Meanwhile, the current makeup of the U.S. Olympic basketball team is as follows:
1. LeBron: dunker extraordinaire, not so good at the outside shot. Sure, he's come a long ways, but he's far from automatic.
2. Wade: Getting-to-the-hoop-guy extraordinaire. Not a consistent outside shooter.
3. Carmelo Anthony: More consistent with his jump shot, but not out to the 3-point line.
4. Kobe: Threat from anywhere on the court.
5. Jason Kidd: Can't shoot to save his life.
6. Chris Paul: Great from 10 feet, not a shooter otherwise.
7. Deron: Threat from anywhere on the court.
8. Dwight Howard: post-up guy, can't hit a jumper worth beans.
9. Bosh: Decent mid-range shot.
10. Boozer: great shooter until April of last year.
11. Prince: Decent shooter, but not great from the 3.
12. Redd: Great outside shooter. Excellent addition to the team.
See the problem? This team, the team that was supposed to be built for the Olympics, is built like an NBA All-Star team.

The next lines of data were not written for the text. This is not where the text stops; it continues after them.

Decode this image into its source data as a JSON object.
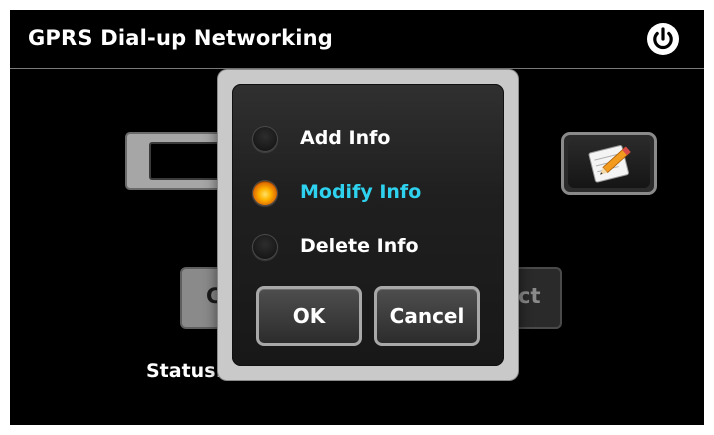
{
  "header": {
    "title": "GPRS Dial-up Networking",
    "power_icon": "power-icon"
  },
  "background": {
    "left_button_partial": "C",
    "right_button_partial": "ct",
    "status_label": "Status:",
    "edit_icon": "notepad-pencil-icon"
  },
  "dialog": {
    "options": [
      {
        "label": "Add Info",
        "selected": false
      },
      {
        "label": "Modify Info",
        "selected": true
      },
      {
        "label": "Delete Info",
        "selected": false
      }
    ],
    "ok_label": "OK",
    "cancel_label": "Cancel"
  },
  "colors": {
    "selected_text": "#2fd2ee",
    "radio_selected": "#ffb300"
  }
}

Sure, at least this year's team has legitimate point guards (sorry, Marbury, sorry A.I.), but we're short on great outside shooters.
If I were in charge of making the roster, I'd get rid of Dwight, Kidd and Boozer and replace them with Kyle Korver, Raja Bell and Jason Kapono.

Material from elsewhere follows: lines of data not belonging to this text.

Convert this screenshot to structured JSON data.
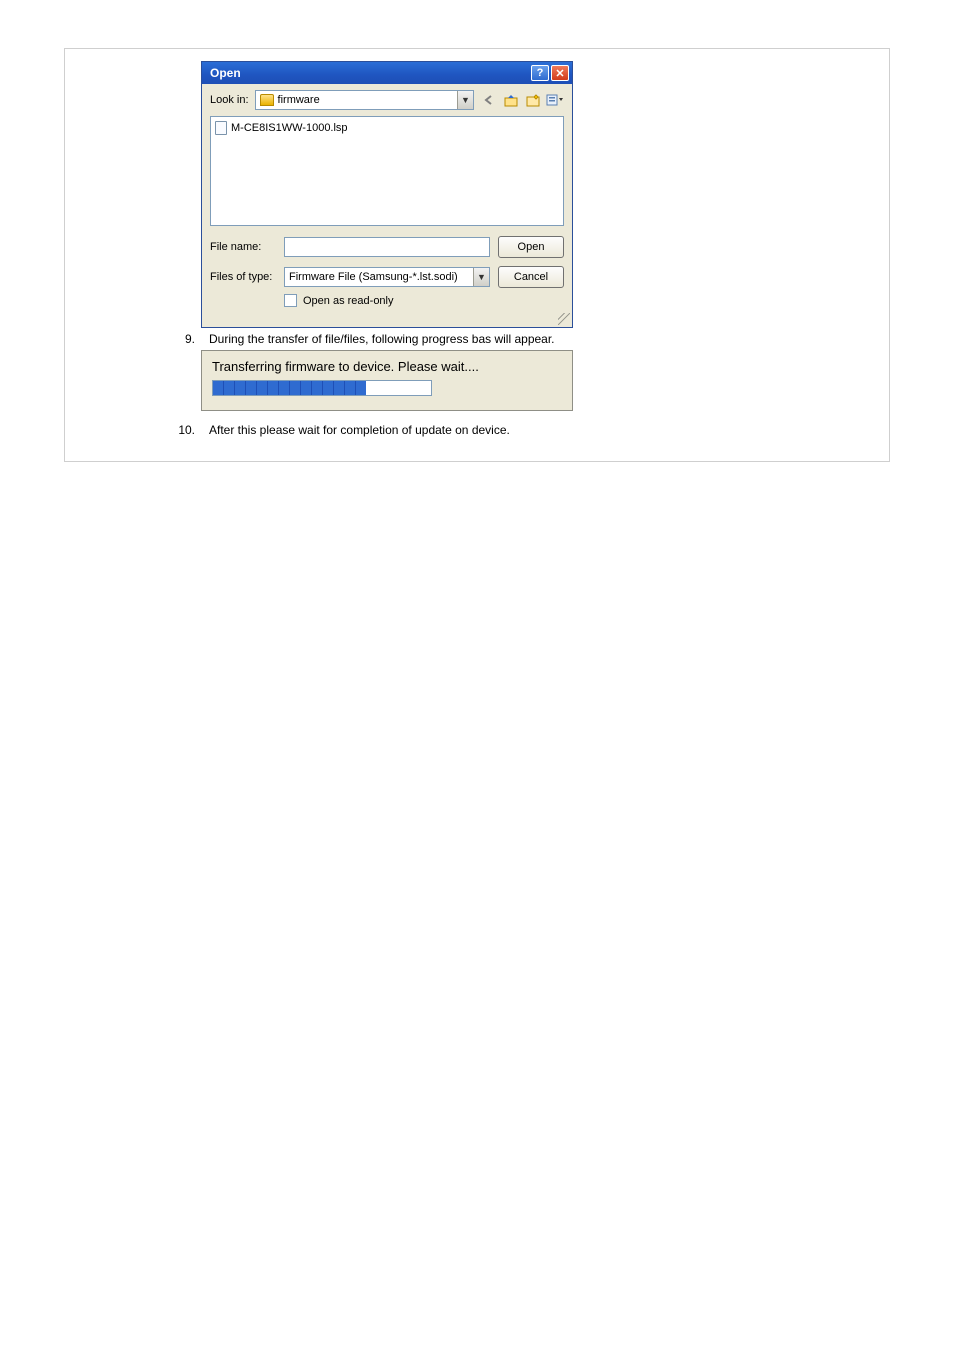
{
  "dialog": {
    "title": "Open",
    "look_in_label": "Look in:",
    "look_in_value": "firmware",
    "file_item": "M-CE8IS1WW-1000.lsp",
    "file_name_label": "File name:",
    "file_name_value": "",
    "files_of_type_label": "Files of type:",
    "files_of_type_value": "Firmware File (Samsung-*.lst.sodi)",
    "open_button": "Open",
    "cancel_button": "Cancel",
    "readonly_label": "Open as read-only"
  },
  "steps": {
    "n9": "9.",
    "t9": "During the transfer of file/files, following progress bas will appear.",
    "n10": "10.",
    "t10": "After this please wait for completion of update on device."
  },
  "progress": {
    "text": "Transferring firmware to device. Please wait....",
    "percent": 70
  }
}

That would be a team ready for the international game. Imagine the wide-open looks the shooters (six now, instead of three) would consistently get from Deron, Paul, Kidd, LeBron, etc. And once these zone-busters started raining 3-pointers, opposing defenses wouldn't be able to play zone and clog the lane. LeBron, Wade, Paul, etc. would have a clear path to the hoop.
As it stands, Redd and Kobe are the only real threats to hit from deep at the shooting guard position. Deron can bomb it, but more often than not he's running the offense. And lately Kobe has been jacking terrible 25-footers instead of taking shots within the offense, so that means Redd is the only threat, which means defenses can key in on him, limiting his effectiveness.
So we'll have to see how our guys do in Beijing. The squad squeaked past a Bogut-less Australia this morning, 87-76. Why was it so close? Because Team USA went 3-for-18 from the 3-point line. Live by the three, die by the three. That's the international game. Australia packed the lane with a zone defense that the US couldn't break, as drives by Wade, LeBron, etc. led to turnover after turnover. It was a perfect blueprint on how to slow down the Americans.
You think other nations were paying attention?
2 years ago